But 7-year-old Amin-Erdene and her cousins seem unfazed.

In a country where in the depths of winter the temperature can drop 40 degrees below zero, this is nothing. Amin-Erdene blankets a heavy coat over her little cousin, who sits in an old car seat outside the crowded ger where they’ve been living. Her feet poke out of the coat, in socks and white-heeled dress shoes that make me think of something our local partner said — how parents will often keep their kids home from school in winter because they’re worried about frostbite, and they can’t afford warm shoes. Amin-Erdene’s older brother picks up another little cousin and snuggles her close to him, kissing her on the cheek. Continue reading “Never Their Fault: Part One”

Never Their Fault: Part Two

When a team of Holt donors travels to Ulaanbaatar, Mongolia to build homes for four of the most vulnerable families in the poorest district of the city, something so unexpected happens — so stunning and so moving — they decide on the spot to build one more. 

Read part one of this story!

A couple miles from Amin-Erdene’s ger — down a hill, past a gulley, right of a small store and up another hill — sits the school where Amin-Erdene and her 10-year-old brother walk every day. There are no street signs in the ger district, and Gantuul expertly navigates the rough terrain by memory — taking shortcuts to families she has visited countless times.

The school is an informal, one-room schoolhouse for kids who have dropped out — or never attended — public school. Many of their families make a living from scavenging recyclables from the trash dump that sits atop the hill, overlooking the city. Some are homeless, or near homeless, living in makeshift shelters built of scraps found in the dump. For these kids, this school is more than just a school. It provides the things a home should provide — hot cooked meals, often their only one each day, water and soap to clean up with, freshly laundered clothes, and a warm, bright place to study next to an electric radiator.

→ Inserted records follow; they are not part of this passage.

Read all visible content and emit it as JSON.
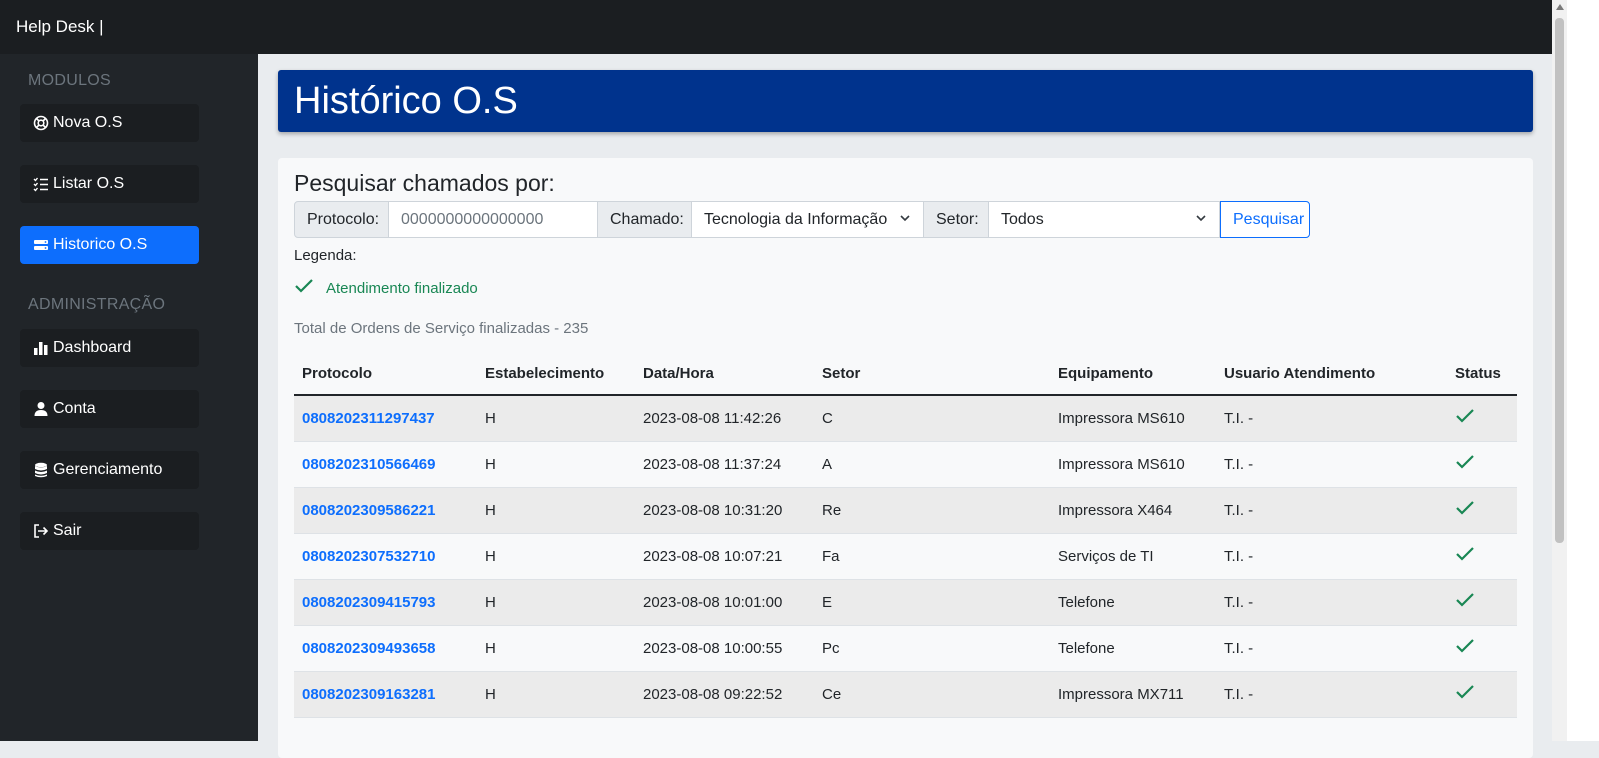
{
  "app": {
    "title": "Help Desk |"
  },
  "sidebar": {
    "sections": [
      {
        "title": "MODULOS",
        "items": [
          {
            "label": "Nova O.S",
            "icon": "lifebuoy-icon",
            "active": false
          },
          {
            "label": "Listar O.S",
            "icon": "list-check-icon",
            "active": false
          },
          {
            "label": "Historico O.S",
            "icon": "server-icon",
            "active": true
          }
        ]
      },
      {
        "title": "ADMINISTRAÇÃO",
        "items": [
          {
            "label": "Dashboard",
            "icon": "bar-chart-icon",
            "active": false
          },
          {
            "label": "Conta",
            "icon": "person-icon",
            "active": false
          },
          {
            "label": "Gerenciamento",
            "icon": "database-icon",
            "active": false
          },
          {
            "label": "Sair",
            "icon": "logout-icon",
            "active": false
          }
        ]
      }
    ]
  },
  "page": {
    "title": "Histórico O.S",
    "search": {
      "heading": "Pesquisar chamados por:",
      "protocolo_label": "Protocolo:",
      "protocolo_placeholder": "0000000000000000",
      "chamado_label": "Chamado:",
      "chamado_value": "Tecnologia da Informação",
      "setor_label": "Setor:",
      "setor_value": "Todos",
      "button_label": "Pesquisar"
    },
    "legend": {
      "title": "Legenda:",
      "item_label": "Atendimento finalizado",
      "item_color": "#198754"
    },
    "total_text": "Total de Ordens de Serviço finalizadas - 235"
  },
  "table": {
    "headers": [
      "Protocolo",
      "Estabelecimento",
      "Data/Hora",
      "Setor",
      "Equipamento",
      "Usuario Atendimento",
      "Status"
    ],
    "rows": [
      {
        "protocolo": "0808202311297437",
        "estabelecimento": "H",
        "data": "2023-08-08 11:42:26",
        "setor": "C",
        "equipamento": "Impressora MS610",
        "usuario": "T.I. -"
      },
      {
        "protocolo": "0808202310566469",
        "estabelecimento": "H",
        "data": "2023-08-08 11:37:24",
        "setor": "A",
        "equipamento": "Impressora MS610",
        "usuario": "T.I. -"
      },
      {
        "protocolo": "0808202309586221",
        "estabelecimento": "H",
        "data": "2023-08-08 10:31:20",
        "setor": "Re",
        "equipamento": "Impressora X464",
        "usuario": "T.I. -"
      },
      {
        "protocolo": "0808202307532710",
        "estabelecimento": "H",
        "data": "2023-08-08 10:07:21",
        "setor": "Fa",
        "equipamento": "Serviços de TI",
        "usuario": "T.I. -"
      },
      {
        "protocolo": "0808202309415793",
        "estabelecimento": "H",
        "data": "2023-08-08 10:01:00",
        "setor": "E",
        "equipamento": "Telefone",
        "usuario": "T.I. -"
      },
      {
        "protocolo": "0808202309493658",
        "estabelecimento": "H",
        "data": "2023-08-08 10:00:55",
        "setor": "Pc",
        "equipamento": "Telefone",
        "usuario": "T.I. -"
      },
      {
        "protocolo": "0808202309163281",
        "estabelecimento": "H",
        "data": "2023-08-08 09:22:52",
        "setor": "Ce",
        "equipamento": "Impressora MX711",
        "usuario": "T.I. -"
      }
    ]
  },
  "colors": {
    "header_bg": "#00338d",
    "active_nav": "#0d6efd",
    "link": "#0d6efd",
    "status_check": "#198754"
  }
}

For many children in this community, lunch at the Red Stone School is the only hot meal, and sometimes the only meal, they receive each day.

About 30 kids attend this school, called the “Red Stone School,” in two shifts each day. They know each other well, and they understand each other. Here, no one is bullied for smelling bad or having filthy clothes or having parents who dig through trash to survive. Here, they belong. Continue reading “Never Their Fault: Part Two”

Never Their Fault

When a team of Holt donors travels to Ulaanbaatar, Mongolia to build homes for four of the most vulnerable families in the poorest district of the city, something so unexpected happens — so stunning and so moving — they decide on the spot to build one more.

Amin-Erdene kneels down to zip up her little cousin’s vest — a shiny, hot pink, sleeveless thing that looks far too flimsy for the weather, which has dropped 40 degrees since yesterday. It’s early spring in Ulaanbaatar, Mongolia, a high desert region where the temperature can swing dramatically from both season to season and day to day. Yesterday, it reached the high 70s. Today, it’s in the low 30s, but feels even colder — a face-numbing, paralyzing cold that makes me want to curl into myself like a potato bug.

Amin-Erdene zips up her cousin’s vest on a 30-degree day in Ulaanbaatar. They live next door to each other in the ger district of Mongolia.

But 7-year-old Amin-Erdene and her cousins seem unfazed.

In a country where in the depths of winter the temperature can drop 40 degrees below zero, this is nothing. Amin-Erdene blankets a heavy coat over her little cousin, who sits in an old car seat outside the crowded ger where they’ve been living. Her feet poke out of the coat, in socks and white-heeled dress shoes that make me think of something our local partner said — how parents will often keep their kids home from school in winter because they’re worried about frostbite, and they can’t afford warm shoes. Amin-Erdene’s older brother picks up another little cousin and snuggles her close to him, kissing her on the cheek. Continue reading “Never Their Fault”